Or even if there are any differences.
Lysenkoites acted to address a crisis. Monsantoites are acting to address a crisis.
The crisis Lysenkoites acted to address was a shortage of food in the USSR. The crisis Monsantoites claim to be trying to address is a shortage of food in many regions of the world.
The crisis in the USSR resulted not from inability to grow enough food but from purely political factors (in this case, attempts by Communists to collectivize agriculture). The crisis in today’s world results not from inability to grow enough food but from purely political factors (in this case, a world politico-economic system that keeps a large part of the world in poverty and without a viable infrastructure).

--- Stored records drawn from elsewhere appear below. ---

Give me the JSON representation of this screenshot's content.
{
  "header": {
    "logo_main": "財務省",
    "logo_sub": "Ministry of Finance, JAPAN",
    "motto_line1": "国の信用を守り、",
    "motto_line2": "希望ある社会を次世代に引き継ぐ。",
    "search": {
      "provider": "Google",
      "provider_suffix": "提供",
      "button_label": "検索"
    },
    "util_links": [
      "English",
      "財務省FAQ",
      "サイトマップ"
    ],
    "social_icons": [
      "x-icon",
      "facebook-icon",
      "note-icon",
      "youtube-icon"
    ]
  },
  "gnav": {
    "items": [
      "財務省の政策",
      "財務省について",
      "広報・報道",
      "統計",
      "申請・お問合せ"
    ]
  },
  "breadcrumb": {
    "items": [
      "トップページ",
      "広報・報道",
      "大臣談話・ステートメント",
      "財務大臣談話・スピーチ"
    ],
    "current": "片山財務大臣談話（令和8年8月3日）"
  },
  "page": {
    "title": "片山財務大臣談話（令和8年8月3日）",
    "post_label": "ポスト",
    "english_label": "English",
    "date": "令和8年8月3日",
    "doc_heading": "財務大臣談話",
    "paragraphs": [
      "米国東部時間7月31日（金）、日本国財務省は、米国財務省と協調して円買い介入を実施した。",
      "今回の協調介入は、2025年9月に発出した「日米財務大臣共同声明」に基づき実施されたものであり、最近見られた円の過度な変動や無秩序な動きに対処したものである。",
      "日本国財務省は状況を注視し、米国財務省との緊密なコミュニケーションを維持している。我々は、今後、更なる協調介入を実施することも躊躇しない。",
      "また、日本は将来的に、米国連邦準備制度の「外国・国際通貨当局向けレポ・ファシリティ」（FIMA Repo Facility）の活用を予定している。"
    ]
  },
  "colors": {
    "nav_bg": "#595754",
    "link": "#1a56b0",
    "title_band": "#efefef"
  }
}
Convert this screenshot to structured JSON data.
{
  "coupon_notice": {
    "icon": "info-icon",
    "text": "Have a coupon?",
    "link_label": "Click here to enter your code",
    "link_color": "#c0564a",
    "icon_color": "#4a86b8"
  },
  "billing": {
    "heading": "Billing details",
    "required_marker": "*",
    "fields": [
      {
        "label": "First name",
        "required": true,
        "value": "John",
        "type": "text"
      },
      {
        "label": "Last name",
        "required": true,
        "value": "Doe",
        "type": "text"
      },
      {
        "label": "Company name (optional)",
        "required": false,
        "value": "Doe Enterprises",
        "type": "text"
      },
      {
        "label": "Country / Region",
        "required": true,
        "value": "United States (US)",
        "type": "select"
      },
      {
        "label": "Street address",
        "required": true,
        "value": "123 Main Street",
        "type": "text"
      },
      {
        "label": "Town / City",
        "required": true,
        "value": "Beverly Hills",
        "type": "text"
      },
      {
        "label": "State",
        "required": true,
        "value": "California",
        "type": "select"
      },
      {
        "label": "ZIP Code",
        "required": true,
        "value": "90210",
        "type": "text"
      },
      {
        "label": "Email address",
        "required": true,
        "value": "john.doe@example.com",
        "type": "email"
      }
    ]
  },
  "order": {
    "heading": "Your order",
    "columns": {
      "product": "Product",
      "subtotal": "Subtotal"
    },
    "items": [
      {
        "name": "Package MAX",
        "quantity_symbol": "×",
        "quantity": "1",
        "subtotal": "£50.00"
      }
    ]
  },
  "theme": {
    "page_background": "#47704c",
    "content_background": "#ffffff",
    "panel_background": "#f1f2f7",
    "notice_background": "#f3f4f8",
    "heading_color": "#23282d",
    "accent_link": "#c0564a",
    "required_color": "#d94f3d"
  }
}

Communist politicians could not tackle the real causes of the food shortage for ideological reasons (to do so would have put an end to their policy of ending private ownership). Modern democratic politicians cannot tackle the real causes of the food crisis for ideological reasons (to do so might mean interfering with the free market economy to which they subscribe, something that the corporate interests--without whose money they couldn’t get elected—wouldn’t like at all).
Lysenkoism did result in what Wikipedia calls “marginally greater food production on the farms”. Monsantoism may well lead to “marginally greater food production on the farms”—the jury’s still out on that one.
In the USSR, the party-controlled media “applauded Lysenko's ‘practical’ efforts and questioned the motives of his critics.” In the USA, the corporate-controlled media applaud the Monsantoites’ “practical” efforts and question the motives of their critics.
Lysenkoism claimed to be scientific, but wasn’t. Monsantoism claims to be scientific, but isn’t (much more on that in subsequent posts).
In the USSR, Lysenkoism produced many negative consequences, including an immense setback for the biological sciences and the persecution and even execution of its critics. In the world today, Monsantoism has produced many negative consequences and will surely produce many more. It persecutes its critics to the extent to which it is able. Even if we leave aside (until Swanson et al. is tested) the lasting damage it has caused to health and to the environment, there is the damage it will do not only to agriculture but to the whole of culture if it isn’t stopped (see my next post).
A government in bed with Lysenkoites completed the collectivization of the USSR’s farms. Governments in bed with Monsantoites will complete the industrialization of the world’s farms, and in so doing will irrevocably change for the worse the nature of life for billions of people. You’ll see what I mean in the next post when we confront the seemingly simple question, what is a farmer?